Glenn: I’ve come to much the same conclusion. Specifically, I’m seeing how creative I can get with generative AI. By that, I don’t mean I’m trying to write poetry or screenplays, but that I’m thinking outside the square about what I can use it for, and what sorts of instructions I can give it. In doing so, I’ve used ChatGPT (3 and 4) on free and paid accounts, Google’s Bard and Bing Chat. GPT 4 was definitely better than the others for me. What about you?
Ami: Similar experience here. It didn’t take long with either Bing or Bard to run into blatantly false info — something that seems less common in GPT-4. I’m curious to see how well Bard works once it’s rolled into the Google Suite products though. If it’s even close to GPT-4, having it available in a Doc or Sheet will make a huge difference.

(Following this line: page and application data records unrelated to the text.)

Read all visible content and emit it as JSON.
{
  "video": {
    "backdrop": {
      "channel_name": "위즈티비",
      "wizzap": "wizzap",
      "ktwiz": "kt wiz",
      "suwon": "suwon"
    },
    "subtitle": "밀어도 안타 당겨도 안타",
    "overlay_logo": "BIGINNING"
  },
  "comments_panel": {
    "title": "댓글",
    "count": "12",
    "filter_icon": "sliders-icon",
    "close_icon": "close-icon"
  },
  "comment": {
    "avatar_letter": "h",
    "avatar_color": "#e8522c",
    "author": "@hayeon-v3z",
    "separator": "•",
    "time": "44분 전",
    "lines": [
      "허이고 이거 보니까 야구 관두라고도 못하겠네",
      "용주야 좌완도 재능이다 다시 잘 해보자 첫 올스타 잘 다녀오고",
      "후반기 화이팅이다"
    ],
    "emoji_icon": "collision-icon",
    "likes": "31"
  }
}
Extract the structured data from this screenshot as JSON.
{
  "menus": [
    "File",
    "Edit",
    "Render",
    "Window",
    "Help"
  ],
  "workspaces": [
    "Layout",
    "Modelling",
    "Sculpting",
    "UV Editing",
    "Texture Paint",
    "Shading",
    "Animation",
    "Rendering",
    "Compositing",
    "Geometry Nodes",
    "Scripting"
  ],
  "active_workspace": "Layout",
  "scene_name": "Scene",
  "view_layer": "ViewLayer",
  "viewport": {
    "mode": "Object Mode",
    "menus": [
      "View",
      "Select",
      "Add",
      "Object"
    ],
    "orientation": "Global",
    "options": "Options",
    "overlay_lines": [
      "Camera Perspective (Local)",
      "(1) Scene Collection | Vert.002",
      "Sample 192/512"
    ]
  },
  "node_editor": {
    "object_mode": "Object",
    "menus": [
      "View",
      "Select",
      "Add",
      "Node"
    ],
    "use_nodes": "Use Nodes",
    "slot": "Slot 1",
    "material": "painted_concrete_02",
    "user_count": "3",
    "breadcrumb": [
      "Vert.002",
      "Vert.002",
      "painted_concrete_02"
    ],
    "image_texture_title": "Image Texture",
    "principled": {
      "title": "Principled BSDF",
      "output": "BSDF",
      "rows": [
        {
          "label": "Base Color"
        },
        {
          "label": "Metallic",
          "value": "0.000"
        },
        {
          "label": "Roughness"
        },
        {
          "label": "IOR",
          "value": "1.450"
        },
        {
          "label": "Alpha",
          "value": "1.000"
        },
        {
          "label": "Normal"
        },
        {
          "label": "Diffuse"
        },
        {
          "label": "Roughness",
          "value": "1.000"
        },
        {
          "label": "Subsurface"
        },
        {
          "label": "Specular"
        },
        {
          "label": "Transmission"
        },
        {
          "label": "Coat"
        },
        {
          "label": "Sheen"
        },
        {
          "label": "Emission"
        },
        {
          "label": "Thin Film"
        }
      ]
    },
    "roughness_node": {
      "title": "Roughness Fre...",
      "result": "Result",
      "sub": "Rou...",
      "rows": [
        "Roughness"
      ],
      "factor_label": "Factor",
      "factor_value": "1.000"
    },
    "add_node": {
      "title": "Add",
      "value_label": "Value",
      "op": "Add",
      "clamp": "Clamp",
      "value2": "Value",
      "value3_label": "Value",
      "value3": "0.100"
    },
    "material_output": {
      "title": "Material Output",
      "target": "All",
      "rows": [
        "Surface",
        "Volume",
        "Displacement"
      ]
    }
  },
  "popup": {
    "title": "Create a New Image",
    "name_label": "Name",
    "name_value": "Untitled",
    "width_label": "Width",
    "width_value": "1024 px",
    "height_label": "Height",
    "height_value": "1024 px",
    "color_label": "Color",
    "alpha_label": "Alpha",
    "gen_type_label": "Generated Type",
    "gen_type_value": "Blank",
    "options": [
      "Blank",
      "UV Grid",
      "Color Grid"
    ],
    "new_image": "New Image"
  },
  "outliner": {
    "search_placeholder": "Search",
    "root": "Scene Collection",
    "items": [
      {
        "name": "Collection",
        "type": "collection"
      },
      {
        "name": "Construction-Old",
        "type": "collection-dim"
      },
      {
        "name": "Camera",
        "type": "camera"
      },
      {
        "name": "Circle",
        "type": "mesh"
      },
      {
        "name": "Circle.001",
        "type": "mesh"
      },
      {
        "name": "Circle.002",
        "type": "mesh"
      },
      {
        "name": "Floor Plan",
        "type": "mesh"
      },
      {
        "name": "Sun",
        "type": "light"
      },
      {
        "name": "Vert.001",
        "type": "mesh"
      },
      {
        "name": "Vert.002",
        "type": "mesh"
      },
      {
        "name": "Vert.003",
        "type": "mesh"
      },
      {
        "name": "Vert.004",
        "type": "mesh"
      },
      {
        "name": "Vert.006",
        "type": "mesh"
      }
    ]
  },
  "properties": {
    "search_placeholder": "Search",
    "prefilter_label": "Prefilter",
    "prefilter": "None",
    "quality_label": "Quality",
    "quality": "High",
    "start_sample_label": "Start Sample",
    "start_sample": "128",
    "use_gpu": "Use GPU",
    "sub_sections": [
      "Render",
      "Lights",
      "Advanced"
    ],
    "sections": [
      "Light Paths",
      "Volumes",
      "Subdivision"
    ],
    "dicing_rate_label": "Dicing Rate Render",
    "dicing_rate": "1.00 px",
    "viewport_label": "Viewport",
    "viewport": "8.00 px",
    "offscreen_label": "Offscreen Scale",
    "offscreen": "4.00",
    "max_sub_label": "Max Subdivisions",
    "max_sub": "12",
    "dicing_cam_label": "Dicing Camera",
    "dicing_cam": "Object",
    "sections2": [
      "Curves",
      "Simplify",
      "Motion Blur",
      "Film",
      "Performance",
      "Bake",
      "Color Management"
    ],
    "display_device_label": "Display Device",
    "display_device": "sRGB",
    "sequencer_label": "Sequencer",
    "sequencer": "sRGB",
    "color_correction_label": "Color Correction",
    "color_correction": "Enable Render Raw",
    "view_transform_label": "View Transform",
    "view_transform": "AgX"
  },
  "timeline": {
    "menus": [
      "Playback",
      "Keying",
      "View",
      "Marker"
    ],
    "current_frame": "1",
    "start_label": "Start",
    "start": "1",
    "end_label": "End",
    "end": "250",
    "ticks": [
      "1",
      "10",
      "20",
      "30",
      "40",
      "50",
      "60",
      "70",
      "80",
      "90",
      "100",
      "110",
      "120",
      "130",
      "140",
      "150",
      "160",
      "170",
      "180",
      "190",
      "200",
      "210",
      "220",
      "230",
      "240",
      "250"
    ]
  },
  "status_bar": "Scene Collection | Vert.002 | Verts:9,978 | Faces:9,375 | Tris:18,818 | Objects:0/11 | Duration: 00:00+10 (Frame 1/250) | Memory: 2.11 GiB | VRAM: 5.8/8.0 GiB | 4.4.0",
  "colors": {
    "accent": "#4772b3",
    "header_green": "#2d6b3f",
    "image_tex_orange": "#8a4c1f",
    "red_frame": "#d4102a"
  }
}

Glenn: Have you looked much at Google’s upcoming AI search results? A lot of SEOs seem to be worried about them, but they seem to me to be kinda like featured snippets on steroids. It doesn’t look like they’ll distance searchers from the source websites at all. In fact, Google says it wants to encourage searchers to dig deeper into those sites. I think the real question is around information reliability. Because the AI’s response is more like a person’s summary, I think it will be perceived as more reliable (credible, authoritative) than the excerpts from 10 third party websites. Google says it will identify and display high-quality, reliable sources that corroborate the information presented, but I wonder if that will be enough. Has Google just created a tool that will spread misinformation even faster?
Ami: I have looked at Google’s upcoming AI search results, and I think it’s important to remember that Google has probably been dragged into the AI arena a little sooner than they were planning for.
Based on what I’ve seen so far (which is those featured snippet sections being replaced with interactive AI-generated results), my money would be on it reducing website click throughs. Because if the AI works well (it’s a big “if”, but stay with me here), why would a user want to click through to most likely static site that might not even solve their problem? But as I’m sure you’re very aware, predicting user behaviour is a bit like planning your life around horoscopes.
Oh, and I’m not sold on the idea of the information being more reliable, but having sources linked in a step in the right direction.
I guess we’ll see once it rolls out.
Glenn: Yeah, someone said the same thing to me on Twitter recently: That searchers won’t dig deeper than the AI answer. But I think it depends on what information they’re looking for. If they want answers to simple questions, sure, it’s more a brand awareness exercise. But if they have complex needs, AI can’t help much, and they’ll want to click through. Likewise, I think if the searcher is after a human perspective on something, they’ll end up clicking through (assuming they understand that the AI generated answers are AI generated!). And if their search query is just a starting point to discover a service provider, product or product vendor, I think they’ll click through. Basically, I think searchers will basically do what they do now, after reading a featured snippet.
That said, I do think the AI answers will often be better than the featured snippet answers we see now, and I think we’ll start to see AI answers where we don’t currently see featured snippets. As a result, I think any sites that currently make money off transactional answers to relatively simple questions are going to suffer. But sites that make money by providing sophisticated answers to very complex questions, or expert solutions to tricky problems, those sites will continue to make money.
Anyway, Ami, thanks so much for your time today. You’ve certainly given me a lot to think about, and I trust my readers have learned just as much from you as I have!
Ami: Thanks for the chat. I’m always keen to talk about this stuff, and I’m glad I was able to shed some light on things for you and your readers.
What do you think?
What do you think? How will AI help and harm your business? Please comment below.